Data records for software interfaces
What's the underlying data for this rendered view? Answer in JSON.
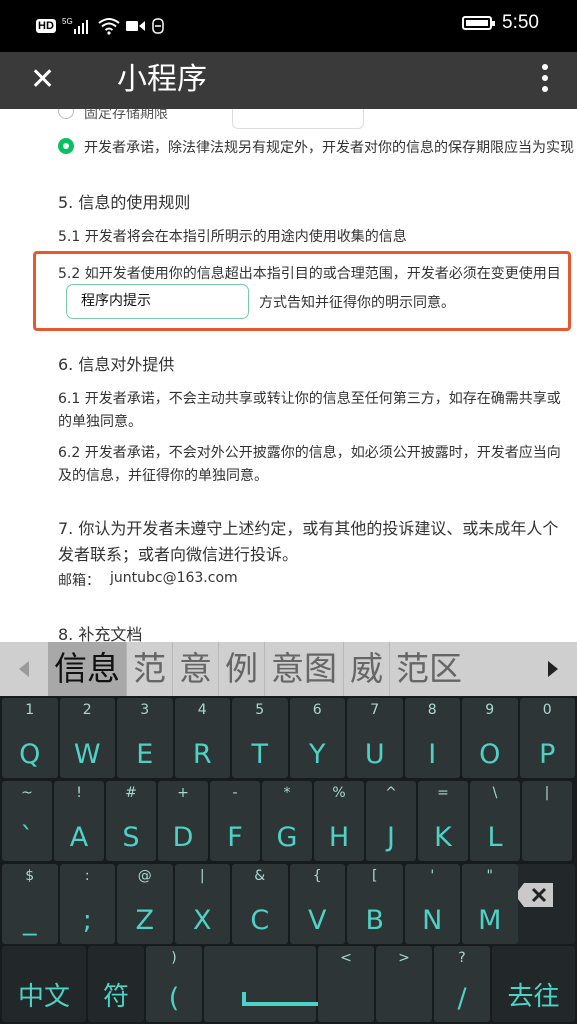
{
  "status_bar": {
    "hd": "HD",
    "network": "5G",
    "time": "5:50"
  },
  "app_bar": {
    "close": "✕",
    "title": "小程序"
  },
  "doc": {
    "cut_option": "固定存储期限",
    "promise": "开发者承诺，除法律法规另有规定外，开发者对你的信息的保存期限应当为实现",
    "sec5_title": "5.  信息的使用规则",
    "s51": "5.1   开发者将会在本指引所明示的用途内使用收集的信息",
    "s52_line1": "5.2   如开发者使用你的信息超出本指引目的或合理范围，开发者必须在变更使用目",
    "s52_input": "程序内提示",
    "s52_line2": "方式告知并征得你的明示同意。",
    "sec6_title": "6.  信息对外提供",
    "s61_line1": "6.1   开发者承诺，不会主动共享或转让你的信息至任何第三方，如存在确需共享或",
    "s61_line2": "的单独同意。",
    "s62_line1": "6.2   开发者承诺，不会对外公开披露你的信息，如必须公开披露时，开发者应当向",
    "s62_line2": "及的信息，并征得你的单独同意。",
    "sec7_line1": "7.  你认为开发者未遵守上述约定，或有其他的投诉建议、或未成年人个",
    "sec7_line2": "发者联系；或者向微信进行投诉。",
    "email_label": "邮箱：",
    "email": "juntubc@163.com",
    "sec8_title": "8.  补充文档"
  },
  "candidates": [
    "信息",
    "范",
    "意",
    "例",
    "意图",
    "威",
    "范区"
  ],
  "keyboard": {
    "row1": [
      {
        "top": "1",
        "main": "Q"
      },
      {
        "top": "2",
        "main": "W"
      },
      {
        "top": "3",
        "main": "E"
      },
      {
        "top": "4",
        "main": "R"
      },
      {
        "top": "5",
        "main": "T"
      },
      {
        "top": "6",
        "main": "Y"
      },
      {
        "top": "7",
        "main": "U"
      },
      {
        "top": "8",
        "main": "I"
      },
      {
        "top": "9",
        "main": "O"
      },
      {
        "top": "0",
        "main": "P"
      }
    ],
    "row2": [
      {
        "top": "~",
        "main": "`"
      },
      {
        "top": "!",
        "main": "A"
      },
      {
        "top": "#",
        "main": "S"
      },
      {
        "top": "+",
        "main": "D"
      },
      {
        "top": "-",
        "main": "F"
      },
      {
        "top": "*",
        "main": "G"
      },
      {
        "top": "%",
        "main": "H"
      },
      {
        "top": "^",
        "main": "J"
      },
      {
        "top": "=",
        "main": "K"
      },
      {
        "top": "\\",
        "main": "L"
      },
      {
        "top": "|",
        "main": ""
      }
    ],
    "row3": [
      {
        "top": "$",
        "main": "_"
      },
      {
        "top": ":",
        "main": ";"
      },
      {
        "top": "@",
        "main": "Z"
      },
      {
        "top": "|",
        "main": "X"
      },
      {
        "top": "&",
        "main": "C"
      },
      {
        "top": "{",
        "main": "V"
      },
      {
        "top": "[",
        "main": "B"
      },
      {
        "top": "'",
        "main": "N"
      },
      {
        "top": "\"",
        "main": "M"
      }
    ],
    "row4": {
      "lang": "中文",
      "sym": "符",
      "paren_top": ")",
      "paren": "(",
      "lt": "<",
      "gt": ">",
      "q": "?",
      "slash": "/",
      "go": "去往"
    }
  }
}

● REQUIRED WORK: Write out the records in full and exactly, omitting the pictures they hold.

● ANSWER TO THIS PROBLEM:
What's the underlying data for this rendered view? Answer in JSON.
{
  "status_bar": {
    "hd": "HD",
    "network": "5G",
    "time": "5:50"
  },
  "app_bar": {
    "close": "✕",
    "title": "小程序"
  },
  "doc": {
    "cut_option": "固定存储期限",
    "promise": "开发者承诺，除法律法规另有规定外，开发者对你的信息的保存期限应当为实现",
    "sec5_title": "5.  信息的使用规则",
    "s51": "5.1   开发者将会在本指引所明示的用途内使用收集的信息",
    "s52_line1": "5.2   如开发者使用你的信息超出本指引目的或合理范围，开发者必须在变更使用目",
    "s52_input": "程序内提示",
    "s52_line2": "方式告知并征得你的明示同意。",
    "sec6_title": "6.  信息对外提供",
    "s61_line1": "6.1   开发者承诺，不会主动共享或转让你的信息至任何第三方，如存在确需共享或",
    "s61_line2": "的单独同意。",
    "s62_line1": "6.2   开发者承诺，不会对外公开披露你的信息，如必须公开披露时，开发者应当向",
    "s62_line2": "及的信息，并征得你的单独同意。",
    "sec7_line1": "7.  你认为开发者未遵守上述约定，或有其他的投诉建议、或未成年人个",
    "sec7_line2": "发者联系；或者向微信进行投诉。",
    "email_label": "邮箱：",
    "email": "juntubc@163.com",
    "sec8_title": "8.  补充文档"
  },
  "candidates": [
    "信息",
    "范",
    "意",
    "例",
    "意图",
    "威",
    "范区"
  ],
  "keyboard": {
    "row1": [
      {
        "top": "1",
        "main": "Q"
      },
      {
        "top": "2",
        "main": "W"
      },
      {
        "top": "3",
        "main": "E"
      },
      {
        "top": "4",
        "main": "R"
      },
      {
        "top": "5",
        "main": "T"
      },
      {
        "top": "6",
        "main": "Y"
      },
      {
        "top": "7",
        "main": "U"
      },
      {
        "top": "8",
        "main": "I"
      },
      {
        "top": "9",
        "main": "O"
      },
      {
        "top": "0",
        "main": "P"
      }
    ],
    "row2": [
      {
        "top": "~",
        "main": "`"
      },
      {
        "top": "!",
        "main": "A"
      },
      {
        "top": "#",
        "main": "S"
      },
      {
        "top": "+",
        "main": "D"
      },
      {
        "top": "-",
        "main": "F"
      },
      {
        "top": "*",
        "main": "G"
      },
      {
        "top": "%",
        "main": "H"
      },
      {
        "top": "^",
        "main": "J"
      },
      {
        "top": "=",
        "main": "K"
      },
      {
        "top": "\\",
        "main": "L"
      },
      {
        "top": "|",
        "main": ""
      }
    ],
    "row3": [
      {
        "top": "$",
        "main": "_"
      },
      {
        "top": ":",
        "main": ";"
      },
      {
        "top": "@",
        "main": "Z"
      },
      {
        "top": "|",
        "main": "X"
      },
      {
        "top": "&",
        "main": "C"
      },
      {
        "top": "{",
        "main": "V"
      },
      {
        "top": "[",
        "main": "B"
      },
      {
        "top": "'",
        "main": "N"
      },
      {
        "top": "\"",
        "main": "M"
      }
    ],
    "row4": {
      "lang": "中文",
      "sym": "符",
      "paren_top": ")",
      "paren": "(",
      "lt": "<",
      "gt": ">",
      "q": "?",
      "slash": "/",
      "go": "去往"
    }
  }
}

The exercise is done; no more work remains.